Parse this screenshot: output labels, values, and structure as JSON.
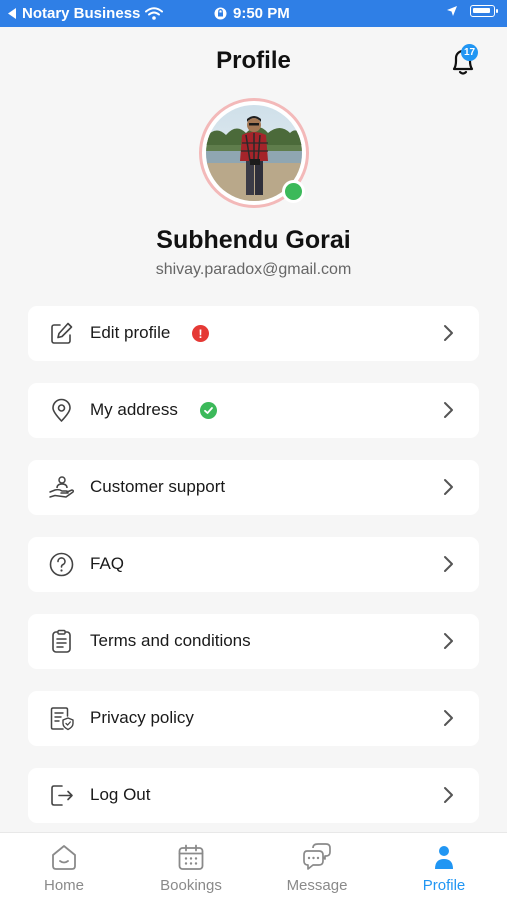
{
  "status_bar": {
    "carrier": "Notary Business",
    "time": "9:50 PM"
  },
  "header": {
    "title": "Profile",
    "notification_count": "17"
  },
  "profile": {
    "name": "Subhendu Gorai",
    "email": "shivay.paradox@gmail.com",
    "online": true
  },
  "menu": [
    {
      "label": "Edit profile",
      "icon": "edit-icon",
      "badge": "alert"
    },
    {
      "label": "My address",
      "icon": "location-pin-icon",
      "badge": "verified"
    },
    {
      "label": "Customer support",
      "icon": "hand-support-icon"
    },
    {
      "label": "FAQ",
      "icon": "question-circle-icon"
    },
    {
      "label": "Terms and conditions",
      "icon": "clipboard-list-icon"
    },
    {
      "label": "Privacy policy",
      "icon": "document-shield-icon"
    },
    {
      "label": "Log Out",
      "icon": "logout-icon"
    }
  ],
  "bottom_nav": {
    "items": [
      {
        "label": "Home",
        "icon": "home-icon"
      },
      {
        "label": "Bookings",
        "icon": "calendar-icon"
      },
      {
        "label": "Message",
        "icon": "chat-bubbles-icon"
      },
      {
        "label": "Profile",
        "icon": "user-icon"
      }
    ],
    "active": "Profile"
  },
  "colors": {
    "status_bar": "#2f7fe6",
    "accent": "#2196f3",
    "online": "#3cb95a",
    "alert": "#e53935",
    "avatar_ring": "#f3b9b9"
  }
}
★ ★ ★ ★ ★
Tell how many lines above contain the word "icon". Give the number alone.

11